The Food Biz: Local slayer

Barista Parlor to offer a glimpse at its exclusive espresso machine this week

The much-anticipated Barista Parlor in East Nashville will start the coffee flowing this Saturday, opening its doors for a preview as part of the celebrations of national Record Store Day.

See, one of the coffeehouse’s neighbors on Gallatin Road is The Groove record store, and Record Store Day has become the biggest day of the year for vinyl enthusiasts and indie music fans.

Barista Parlor’s Andy Mumma says the day is a big deal in the neighborhood, so it provided a perfect opportunity to do a one-day soft opening before the grand opening on May 4.

Mumma worked at coffeehouses for years before deciding to open his own place with the help of his wife Kimberly. He promises an artisan coffeehouse with some of the best gear in the world, including a custom-made, handcrafted Slayer Espresso machine out of Seattle, the first in our region.

“I want to open people’s eyes that coffee doesn’t have to taste bitter and over-roasted,” Mumma said. “There are flavors in there, and we want to showcase them.”

Meanwhile, Mumma (pictured here) is working with another neighbor, Porter Road Butcher, to create gourmet snacks to serve with the coffee.

Barista Parlor will serve breakfast every morning, and the chefs from Porter Road, Chris Carter and James Peisker, will provide seasonal casseroles and breakfast sandwiches.
Mumma also plans to offer a selection of single-source chocolate bars from around the world.

As for the coffee, there won’t be any lukewarm urns sitting around. All the java will be prepared fresh by the cup. For regular coffee, methods include Chemex and a siphon pot. But when it comes to espresso, it’s all about the Slayer.

Slayer Espresso machines, which can check in at around $18,000, are built by hand in Seattle by a coffee roaster and technician named Jason Prefontaine. There are only a couple dozen in the United States.

Mumma said a new twist he’s added to the brewing is that he’s installed an advanced filtration system that allows him to dial in the precise percentage of minerals to be left in the water. He says that allows the best results in extracting the flavors from the espresso.

On Saturday, Mumma will be displaying the wonders of cold-brewed drip coffee, which he makes using a Kyoto-style apparatus. It takes at least 12 hours of slow brewing to make a batch, but he said it makes some of the most flavorful iced coffee around.

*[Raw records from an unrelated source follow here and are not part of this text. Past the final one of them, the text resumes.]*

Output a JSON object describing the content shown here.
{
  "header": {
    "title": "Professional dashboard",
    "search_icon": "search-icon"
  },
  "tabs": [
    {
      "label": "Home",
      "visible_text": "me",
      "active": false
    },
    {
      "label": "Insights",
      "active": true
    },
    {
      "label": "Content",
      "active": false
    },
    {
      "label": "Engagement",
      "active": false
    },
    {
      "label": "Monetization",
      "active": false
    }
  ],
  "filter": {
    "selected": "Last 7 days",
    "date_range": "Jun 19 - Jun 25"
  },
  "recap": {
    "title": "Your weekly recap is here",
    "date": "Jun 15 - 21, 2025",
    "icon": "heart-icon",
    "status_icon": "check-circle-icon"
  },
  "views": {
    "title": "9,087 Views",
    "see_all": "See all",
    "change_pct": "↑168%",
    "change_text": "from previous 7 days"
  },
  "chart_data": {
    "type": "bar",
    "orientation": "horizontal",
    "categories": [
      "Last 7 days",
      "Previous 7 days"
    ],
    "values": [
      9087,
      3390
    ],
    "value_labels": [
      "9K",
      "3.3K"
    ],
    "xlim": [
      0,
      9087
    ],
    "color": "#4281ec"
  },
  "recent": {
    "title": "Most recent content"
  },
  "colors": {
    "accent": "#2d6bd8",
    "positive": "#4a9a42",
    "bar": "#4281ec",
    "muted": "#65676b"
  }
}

As for the ambience, Mumma has been working hard on the interior, creating a central bar he said hints at “an old-fashioned cocktail bar.” Baristas will work in the center of the room, and the customers, if they choose, will sit circling the bar, watching their coffee being prepared and quizzing the experts about the process. There will also be seating around the room.

The d├ęcor includes lots of reclaimed wood, and the leftover lumber has been used to assemble a striking 30-by-8-foot sign in the shape of an anchor, designed by artist Bryce McCloud of Isle of Printing. That means the coffeehouse, though set back slightly from Gallatin, will be hard to miss.

McCloud also created Barista Parlor’s cheerful logo.

Barista Parlor is at 519B Gallatin in East Nashville. The soft opening will be 10 a.m.-8 p.m. Saturday, April 21. The grand opening will follow on May 4. For updates, follow Barista Parlor on Facebook or Twitter.

Speaking of coffee, a new independent coffeehouse is working to open its doors in Green Hills. As my Scene colleague Nicki Wood reported, The Well is taking over the former Burger King site at 2035 Richard Jones Road.

The Well is not just a typical commercial endeavor. It’s a nonprofit, founded as an explicitly Christian project to sell coffee to raise funds to help provide clean drinking water and other assistance to people in impoverished countries.

You can follow the project on Facebook, where, for example, the organizers revealed a weathered barn they are dismantling to provide reclaimed wood to decorate the cafe’s interior.

The Well expects to open in May, but they’re already selling whole-bean coffee on their website, wellcoffeehouse.org.